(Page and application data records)
::::

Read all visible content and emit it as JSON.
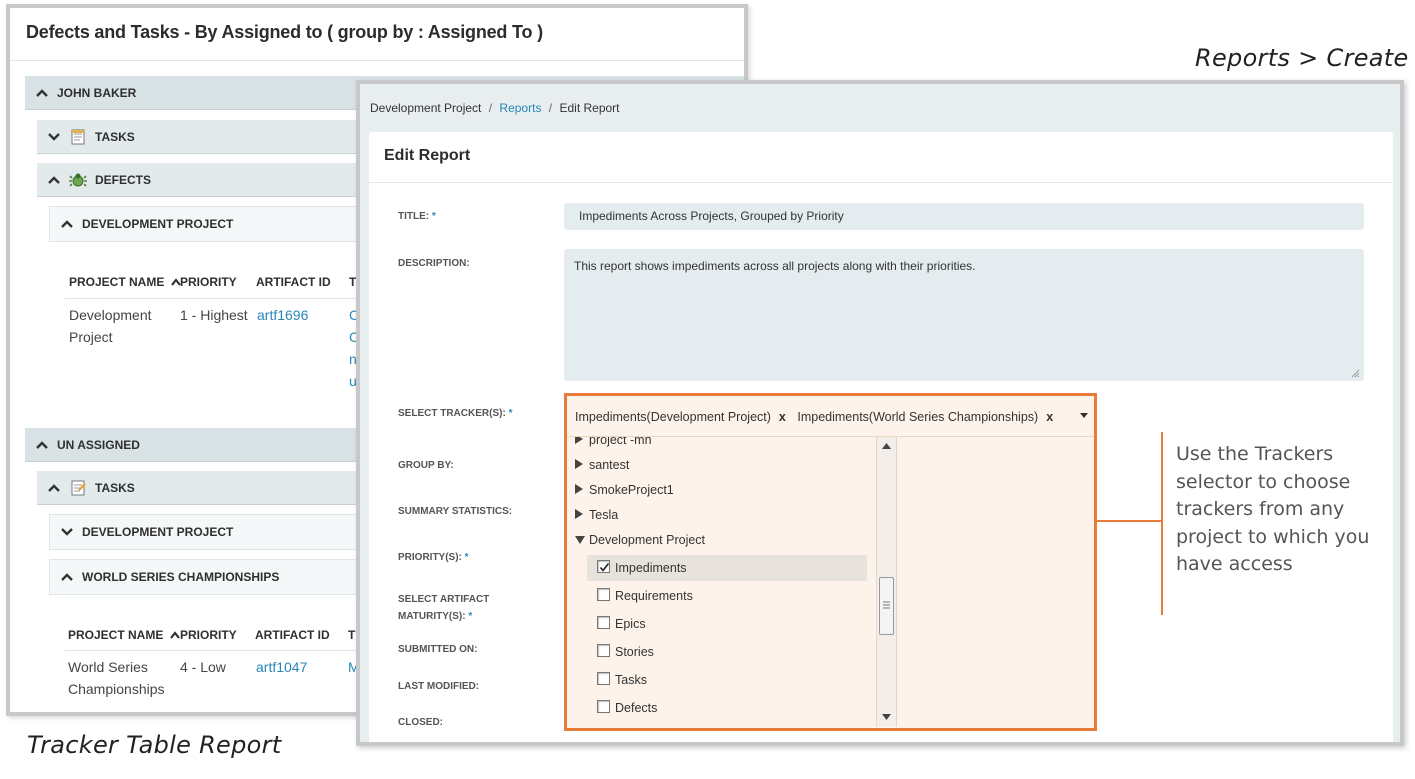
{
  "captions": {
    "top_right": "Reports > Create",
    "bottom_left": "Tracker Table Report"
  },
  "tracker_report": {
    "title": "Defects and Tasks - By Assigned to ( group by : Assigned To )",
    "groups": [
      {
        "label": "JOHN BAKER"
      },
      {
        "label": "TASKS"
      },
      {
        "label": "DEFECTS"
      },
      {
        "label": "DEVELOPMENT PROJECT"
      },
      {
        "label": "UN ASSIGNED"
      },
      {
        "label": "TASKS"
      },
      {
        "label": "DEVELOPMENT PROJECT"
      },
      {
        "label": "WORLD SERIES CHAMPIONSHIPS"
      }
    ],
    "columns": [
      "PROJECT NAME",
      "PRIORITY",
      "ARTIFACT ID",
      "T"
    ],
    "rows_dev": {
      "project_line1": "Development",
      "project_line2": "Project",
      "priority": "1 - Highest",
      "artifact_id": "artf1696",
      "title_fragments": [
        "C",
        "C",
        "n",
        "u"
      ]
    },
    "rows_ws": {
      "project_line1": "World Series",
      "project_line2": "Championships",
      "priority": "4 - Low",
      "artifact_id": "artf1047",
      "title_fragment": "M"
    },
    "colors": {
      "link": "#2a86b8",
      "group_bg": "#d9e3e6"
    }
  },
  "edit_report": {
    "breadcrumb": {
      "project": "Development Project",
      "sep": "/",
      "reports": "Reports",
      "current": "Edit Report"
    },
    "header": "Edit Report",
    "fields": {
      "title_label": "TITLE:",
      "title_value": "Impediments Across Projects, Grouped by Priority",
      "description_label": "DESCRIPTION:",
      "description_value": "This report shows impediments across all projects along with their priorities.",
      "trackers_label": "SELECT TRACKER(S):",
      "group_by_label": "GROUP BY:",
      "summary_label": "SUMMARY STATISTICS:",
      "priority_label": "PRIORITY(S):",
      "maturity_label_1": "SELECT ARTIFACT",
      "maturity_label_2": "MATURITY(S):",
      "submitted_label": "SUBMITTED ON:",
      "modified_label": "LAST MODIFIED:",
      "closed_label": "CLOSED:",
      "required_mark": "*"
    },
    "tracker_selector": {
      "selected": [
        "Impediments(Development Project)",
        "Impediments(World Series Championships)"
      ],
      "remove_glyph": "x",
      "caret_icon": "caret-down-icon",
      "tree": [
        {
          "label": "project -mn",
          "expanded": false
        },
        {
          "label": "santest",
          "expanded": false
        },
        {
          "label": "SmokeProject1",
          "expanded": false
        },
        {
          "label": "Tesla",
          "expanded": false
        },
        {
          "label": "Development Project",
          "expanded": true
        }
      ],
      "children": [
        {
          "label": "Impediments",
          "checked": true
        },
        {
          "label": "Requirements",
          "checked": false
        },
        {
          "label": "Epics",
          "checked": false
        },
        {
          "label": "Stories",
          "checked": false
        },
        {
          "label": "Tasks",
          "checked": false
        },
        {
          "label": "Defects",
          "checked": false
        }
      ],
      "colors": {
        "highlight_border": "#e87a3a",
        "background": "#fdf3ea"
      }
    }
  },
  "callout": {
    "text": "Use the Trackers selector to choose trackers from any project to which you have access"
  }
}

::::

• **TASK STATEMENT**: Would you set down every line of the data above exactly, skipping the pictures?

• **TASK ANSWER**:
Read all visible content and emit it as JSON.
{
  "captions": {
    "top_right": "Reports > Create",
    "bottom_left": "Tracker Table Report"
  },
  "tracker_report": {
    "title": "Defects and Tasks - By Assigned to ( group by : Assigned To )",
    "groups": [
      {
        "label": "JOHN BAKER"
      },
      {
        "label": "TASKS"
      },
      {
        "label": "DEFECTS"
      },
      {
        "label": "DEVELOPMENT PROJECT"
      },
      {
        "label": "UN ASSIGNED"
      },
      {
        "label": "TASKS"
      },
      {
        "label": "DEVELOPMENT PROJECT"
      },
      {
        "label": "WORLD SERIES CHAMPIONSHIPS"
      }
    ],
    "columns": [
      "PROJECT NAME",
      "PRIORITY",
      "ARTIFACT ID",
      "T"
    ],
    "rows_dev": {
      "project_line1": "Development",
      "project_line2": "Project",
      "priority": "1 - Highest",
      "artifact_id": "artf1696",
      "title_fragments": [
        "C",
        "C",
        "n",
        "u"
      ]
    },
    "rows_ws": {
      "project_line1": "World Series",
      "project_line2": "Championships",
      "priority": "4 - Low",
      "artifact_id": "artf1047",
      "title_fragment": "M"
    },
    "colors": {
      "link": "#2a86b8",
      "group_bg": "#d9e3e6"
    }
  },
  "edit_report": {
    "breadcrumb": {
      "project": "Development Project",
      "sep": "/",
      "reports": "Reports",
      "current": "Edit Report"
    },
    "header": "Edit Report",
    "fields": {
      "title_label": "TITLE:",
      "title_value": "Impediments Across Projects, Grouped by Priority",
      "description_label": "DESCRIPTION:",
      "description_value": "This report shows impediments across all projects along with their priorities.",
      "trackers_label": "SELECT TRACKER(S):",
      "group_by_label": "GROUP BY:",
      "summary_label": "SUMMARY STATISTICS:",
      "priority_label": "PRIORITY(S):",
      "maturity_label_1": "SELECT ARTIFACT",
      "maturity_label_2": "MATURITY(S):",
      "submitted_label": "SUBMITTED ON:",
      "modified_label": "LAST MODIFIED:",
      "closed_label": "CLOSED:",
      "required_mark": "*"
    },
    "tracker_selector": {
      "selected": [
        "Impediments(Development Project)",
        "Impediments(World Series Championships)"
      ],
      "remove_glyph": "x",
      "caret_icon": "caret-down-icon",
      "tree": [
        {
          "label": "project -mn",
          "expanded": false
        },
        {
          "label": "santest",
          "expanded": false
        },
        {
          "label": "SmokeProject1",
          "expanded": false
        },
        {
          "label": "Tesla",
          "expanded": false
        },
        {
          "label": "Development Project",
          "expanded": true
        }
      ],
      "children": [
        {
          "label": "Impediments",
          "checked": true
        },
        {
          "label": "Requirements",
          "checked": false
        },
        {
          "label": "Epics",
          "checked": false
        },
        {
          "label": "Stories",
          "checked": false
        },
        {
          "label": "Tasks",
          "checked": false
        },
        {
          "label": "Defects",
          "checked": false
        }
      ],
      "colors": {
        "highlight_border": "#e87a3a",
        "background": "#fdf3ea"
      }
    }
  },
  "callout": {
    "text": "Use the Trackers selector to choose trackers from any project to which you have access"
  }
}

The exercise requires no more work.